I went to Bryanston as an undersized boy from Portugal without enough command of the language. I had braces on my teeth, over large spectacles and eczema which had to be covered with lotions and then with plastic gloves. Not exactly a pretty sight!
Sounds like a recipe for being bullied
Indeed it was! My mother would say “draw me a picture of the bully – I want to know what he looks like.” And I’d get my revenge in the picture and send it to her. It didn’t stop the bullying, but it made me feel better. She may even still have those drawings.
Did any good come out of those experiences and or drawing the bullies over and over again?
I discovered Pinocchio. I couldn’t believe that drawings were moving and I had never seen anything so amazing. I locked myself in a room at school at the age of 16 and drew and drew.
Like you did in hospital when you were healing yourself?
Exactly. I wanted to film the drawings to make my own animated film.I was fired with excitement but I needed £230 in order to buy film. My parents were broke so couldn’t help me but when my grandmother won the pools, she gave me the money to make the film.
That’s quite an achievement for a 16 year old!
My mother always taught me that the most important thing in life is work. For her, it’s a blessing because she can express her innermost feelings but that obsessive need also means that she cannot be away from her studio for more than a few hours .She also becomes part of her work so it can also be a curse.
What happened to your film?
I got into the National Film School .
How old were you?
I was of 17 and all the other students were in their twenties. I started on a postgraduate course.
Which was the journey that brought you being a film maker, screenwriter, winner of 4 prime time Emmy’s as well as other critical successes and awards. And you have now become the documentary film maker to unlock your mother’s stories and secrets.
Yes, can you imagine the fear of screwing up a a film about your mum?
Did you out of affection for your mother, edit out anything in order to protect her?
No, the film is faithful to the truth.Of course there are secrets but if a secret doesn’t help us understand her painting then it isn’t relevant . In order to understand my mother I have had to understand her pictures.
I guess that is why this film is for me the most exciting documentary I have seen on an artist. I feel I know Paula , I can enter her pictures and understand her childlike imagination more fully through the film.There is an openness and innocence in her paintings which is reflected in the artist herself. No one has been able to get Paula to really open up before, in the documentary she is endearingly honest.
She is true to herself and childlike rather than childish. She doesn’t let the instruments of adulthood overwhelm her, she has the freedom of childhood…..
Wherein, I believe, lies the magic in her paintings.

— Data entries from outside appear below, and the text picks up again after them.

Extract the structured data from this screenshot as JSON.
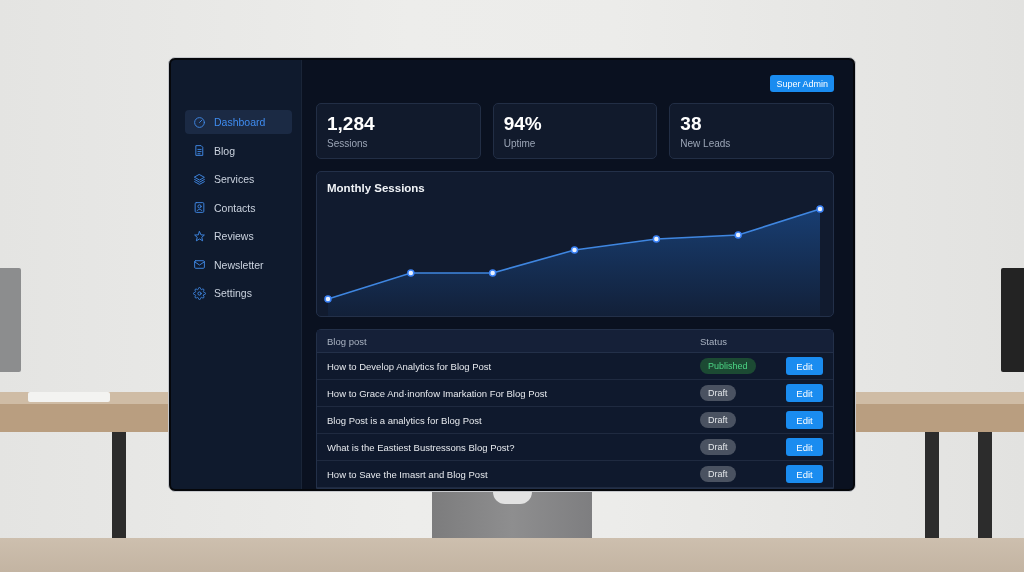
{
  "header": {
    "role_button": "Super Admin"
  },
  "sidebar": {
    "items": [
      {
        "label": "Dashboard",
        "selected": true
      },
      {
        "label": "Blog",
        "selected": false
      },
      {
        "label": "Services",
        "selected": false
      },
      {
        "label": "Contacts",
        "selected": false
      },
      {
        "label": "Reviews",
        "selected": false
      },
      {
        "label": "Newsletter",
        "selected": false
      },
      {
        "label": "Settings",
        "selected": false
      }
    ]
  },
  "stats": [
    {
      "value": "1,284",
      "label": "Sessions"
    },
    {
      "value": "94%",
      "label": "Uptime"
    },
    {
      "value": "38",
      "label": "New Leads"
    }
  ],
  "chart": {
    "title": "Monthly Sessions"
  },
  "table": {
    "columns": [
      "Blog post",
      "Status"
    ],
    "rows": [
      {
        "title": "How to Develop Analytics for Blog Post",
        "status": {
          "label": "Published",
          "kind": "published"
        },
        "action": "Edit"
      },
      {
        "title": "How to Grace And·inonfow Imarkation For Blog Post",
        "status": {
          "label": "Draft",
          "kind": "draft"
        },
        "action": "Edit"
      },
      {
        "title": "Blog Post is a analytics for Blog Post",
        "status": {
          "label": "Draft",
          "kind": "draft"
        },
        "action": "Edit"
      },
      {
        "title": "What is the Eastiest Bustressons Blog Post?",
        "status": {
          "label": "Draft",
          "kind": "draft"
        },
        "action": "Edit"
      },
      {
        "title": "How to Save the Imasrt and Blog Post",
        "status": {
          "label": "Draft",
          "kind": "draft"
        },
        "action": "Edit"
      }
    ]
  }
}
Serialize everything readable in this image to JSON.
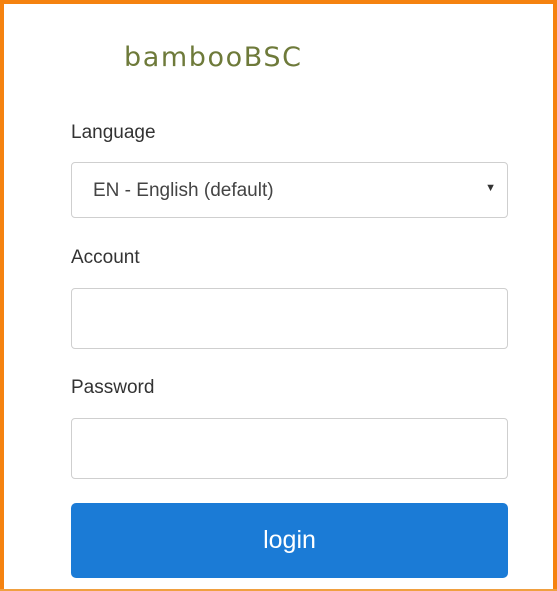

Watch this amazing documentary on Saturday night. Unmissable !
Paula Rego is showing at the Marlborough Gallery March 13th-1st April. Works on paper. The Depression Series. 11 pastel works on paper created between 2006-2007.